Start of DATASET EXCERPTS

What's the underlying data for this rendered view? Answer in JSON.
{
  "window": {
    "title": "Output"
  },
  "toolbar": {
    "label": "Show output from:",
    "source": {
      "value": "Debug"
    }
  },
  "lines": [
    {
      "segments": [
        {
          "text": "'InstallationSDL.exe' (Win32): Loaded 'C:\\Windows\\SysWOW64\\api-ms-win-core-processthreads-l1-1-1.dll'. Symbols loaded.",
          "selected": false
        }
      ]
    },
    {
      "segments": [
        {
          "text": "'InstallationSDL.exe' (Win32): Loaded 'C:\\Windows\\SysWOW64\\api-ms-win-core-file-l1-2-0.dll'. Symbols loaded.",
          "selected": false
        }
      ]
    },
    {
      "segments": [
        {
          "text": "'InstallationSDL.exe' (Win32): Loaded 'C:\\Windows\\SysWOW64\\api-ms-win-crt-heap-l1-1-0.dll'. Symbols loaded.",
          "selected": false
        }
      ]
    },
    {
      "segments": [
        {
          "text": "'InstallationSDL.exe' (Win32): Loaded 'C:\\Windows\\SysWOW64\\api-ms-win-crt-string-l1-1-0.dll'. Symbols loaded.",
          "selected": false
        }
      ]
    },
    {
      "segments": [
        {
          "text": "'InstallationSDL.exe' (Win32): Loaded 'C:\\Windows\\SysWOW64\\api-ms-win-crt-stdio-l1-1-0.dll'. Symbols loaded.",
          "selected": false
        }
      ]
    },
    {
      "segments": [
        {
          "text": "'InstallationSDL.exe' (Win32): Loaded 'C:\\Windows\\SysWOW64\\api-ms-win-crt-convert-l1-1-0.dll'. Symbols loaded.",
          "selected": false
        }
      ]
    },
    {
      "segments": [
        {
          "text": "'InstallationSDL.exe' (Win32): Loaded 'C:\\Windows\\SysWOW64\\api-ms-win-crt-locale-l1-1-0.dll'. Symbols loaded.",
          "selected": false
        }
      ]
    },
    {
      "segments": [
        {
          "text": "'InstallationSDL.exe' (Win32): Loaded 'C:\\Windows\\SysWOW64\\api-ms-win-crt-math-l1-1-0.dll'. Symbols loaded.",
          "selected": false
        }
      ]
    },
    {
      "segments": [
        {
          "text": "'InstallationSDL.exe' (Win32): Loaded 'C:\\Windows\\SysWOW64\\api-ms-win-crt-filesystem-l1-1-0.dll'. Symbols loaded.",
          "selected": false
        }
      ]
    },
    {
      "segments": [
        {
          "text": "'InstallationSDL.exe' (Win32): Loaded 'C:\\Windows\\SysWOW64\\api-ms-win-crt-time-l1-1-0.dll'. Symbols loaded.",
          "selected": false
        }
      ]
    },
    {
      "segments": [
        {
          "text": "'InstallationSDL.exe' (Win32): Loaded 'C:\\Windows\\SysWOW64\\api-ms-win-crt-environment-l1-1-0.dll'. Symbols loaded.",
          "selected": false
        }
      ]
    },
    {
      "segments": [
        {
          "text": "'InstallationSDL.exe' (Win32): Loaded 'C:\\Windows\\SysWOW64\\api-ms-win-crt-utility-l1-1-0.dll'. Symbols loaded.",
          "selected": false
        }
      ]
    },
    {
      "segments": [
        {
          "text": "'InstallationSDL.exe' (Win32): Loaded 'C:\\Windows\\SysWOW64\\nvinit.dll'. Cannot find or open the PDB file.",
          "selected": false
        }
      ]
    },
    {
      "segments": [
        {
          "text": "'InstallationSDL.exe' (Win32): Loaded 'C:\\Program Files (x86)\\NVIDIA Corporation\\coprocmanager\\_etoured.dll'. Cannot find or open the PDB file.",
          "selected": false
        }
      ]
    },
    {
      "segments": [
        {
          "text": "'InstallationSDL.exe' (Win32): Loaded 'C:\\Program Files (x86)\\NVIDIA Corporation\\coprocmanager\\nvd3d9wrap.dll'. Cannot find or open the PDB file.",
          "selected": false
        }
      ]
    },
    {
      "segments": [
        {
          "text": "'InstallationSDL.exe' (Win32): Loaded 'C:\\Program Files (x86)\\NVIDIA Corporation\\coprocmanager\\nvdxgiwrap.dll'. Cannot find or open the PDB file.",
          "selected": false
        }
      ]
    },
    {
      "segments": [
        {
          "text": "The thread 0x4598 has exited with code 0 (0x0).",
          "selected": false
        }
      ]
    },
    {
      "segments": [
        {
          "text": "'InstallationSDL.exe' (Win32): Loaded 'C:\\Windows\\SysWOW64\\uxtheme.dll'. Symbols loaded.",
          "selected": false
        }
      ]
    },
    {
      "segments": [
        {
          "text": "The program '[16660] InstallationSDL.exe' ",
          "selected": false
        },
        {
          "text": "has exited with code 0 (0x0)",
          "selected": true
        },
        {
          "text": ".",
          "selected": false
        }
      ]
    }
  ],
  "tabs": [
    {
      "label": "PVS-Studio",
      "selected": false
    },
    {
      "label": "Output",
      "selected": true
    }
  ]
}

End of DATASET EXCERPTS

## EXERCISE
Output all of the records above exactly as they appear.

## SOLUTION TO THIS EXERCISE
What's the underlying data for this rendered view? Answer in JSON.
{
  "window": {
    "title": "Output"
  },
  "toolbar": {
    "label": "Show output from:",
    "source": {
      "value": "Debug"
    }
  },
  "lines": [
    {
      "segments": [
        {
          "text": "'InstallationSDL.exe' (Win32): Loaded 'C:\\Windows\\SysWOW64\\api-ms-win-core-processthreads-l1-1-1.dll'. Symbols loaded.",
          "selected": false
        }
      ]
    },
    {
      "segments": [
        {
          "text": "'InstallationSDL.exe' (Win32): Loaded 'C:\\Windows\\SysWOW64\\api-ms-win-core-file-l1-2-0.dll'. Symbols loaded.",
          "selected": false
        }
      ]
    },
    {
      "segments": [
        {
          "text": "'InstallationSDL.exe' (Win32): Loaded 'C:\\Windows\\SysWOW64\\api-ms-win-crt-heap-l1-1-0.dll'. Symbols loaded.",
          "selected": false
        }
      ]
    },
    {
      "segments": [
        {
          "text": "'InstallationSDL.exe' (Win32): Loaded 'C:\\Windows\\SysWOW64\\api-ms-win-crt-string-l1-1-0.dll'. Symbols loaded.",
          "selected": false
        }
      ]
    },
    {
      "segments": [
        {
          "text": "'InstallationSDL.exe' (Win32): Loaded 'C:\\Windows\\SysWOW64\\api-ms-win-crt-stdio-l1-1-0.dll'. Symbols loaded.",
          "selected": false
        }
      ]
    },
    {
      "segments": [
        {
          "text": "'InstallationSDL.exe' (Win32): Loaded 'C:\\Windows\\SysWOW64\\api-ms-win-crt-convert-l1-1-0.dll'. Symbols loaded.",
          "selected": false
        }
      ]
    },
    {
      "segments": [
        {
          "text": "'InstallationSDL.exe' (Win32): Loaded 'C:\\Windows\\SysWOW64\\api-ms-win-crt-locale-l1-1-0.dll'. Symbols loaded.",
          "selected": false
        }
      ]
    },
    {
      "segments": [
        {
          "text": "'InstallationSDL.exe' (Win32): Loaded 'C:\\Windows\\SysWOW64\\api-ms-win-crt-math-l1-1-0.dll'. Symbols loaded.",
          "selected": false
        }
      ]
    },
    {
      "segments": [
        {
          "text": "'InstallationSDL.exe' (Win32): Loaded 'C:\\Windows\\SysWOW64\\api-ms-win-crt-filesystem-l1-1-0.dll'. Symbols loaded.",
          "selected": false
        }
      ]
    },
    {
      "segments": [
        {
          "text": "'InstallationSDL.exe' (Win32): Loaded 'C:\\Windows\\SysWOW64\\api-ms-win-crt-time-l1-1-0.dll'. Symbols loaded.",
          "selected": false
        }
      ]
    },
    {
      "segments": [
        {
          "text": "'InstallationSDL.exe' (Win32): Loaded 'C:\\Windows\\SysWOW64\\api-ms-win-crt-environment-l1-1-0.dll'. Symbols loaded.",
          "selected": false
        }
      ]
    },
    {
      "segments": [
        {
          "text": "'InstallationSDL.exe' (Win32): Loaded 'C:\\Windows\\SysWOW64\\api-ms-win-crt-utility-l1-1-0.dll'. Symbols loaded.",
          "selected": false
        }
      ]
    },
    {
      "segments": [
        {
          "text": "'InstallationSDL.exe' (Win32): Loaded 'C:\\Windows\\SysWOW64\\nvinit.dll'. Cannot find or open the PDB file.",
          "selected": false
        }
      ]
    },
    {
      "segments": [
        {
          "text": "'InstallationSDL.exe' (Win32): Loaded 'C:\\Program Files (x86)\\NVIDIA Corporation\\coprocmanager\\_etoured.dll'. Cannot find or open the PDB file.",
          "selected": false
        }
      ]
    },
    {
      "segments": [
        {
          "text": "'InstallationSDL.exe' (Win32): Loaded 'C:\\Program Files (x86)\\NVIDIA Corporation\\coprocmanager\\nvd3d9wrap.dll'. Cannot find or open the PDB file.",
          "selected": false
        }
      ]
    },
    {
      "segments": [
        {
          "text": "'InstallationSDL.exe' (Win32): Loaded 'C:\\Program Files (x86)\\NVIDIA Corporation\\coprocmanager\\nvdxgiwrap.dll'. Cannot find or open the PDB file.",
          "selected": false
        }
      ]
    },
    {
      "segments": [
        {
          "text": "The thread 0x4598 has exited with code 0 (0x0).",
          "selected": false
        }
      ]
    },
    {
      "segments": [
        {
          "text": "'InstallationSDL.exe' (Win32): Loaded 'C:\\Windows\\SysWOW64\\uxtheme.dll'. Symbols loaded.",
          "selected": false
        }
      ]
    },
    {
      "segments": [
        {
          "text": "The program '[16660] InstallationSDL.exe' ",
          "selected": false
        },
        {
          "text": "has exited with code 0 (0x0)",
          "selected": true
        },
        {
          "text": ".",
          "selected": false
        }
      ]
    }
  ],
  "tabs": [
    {
      "label": "PVS-Studio",
      "selected": false
    },
    {
      "label": "Output",
      "selected": true
    }
  ]
}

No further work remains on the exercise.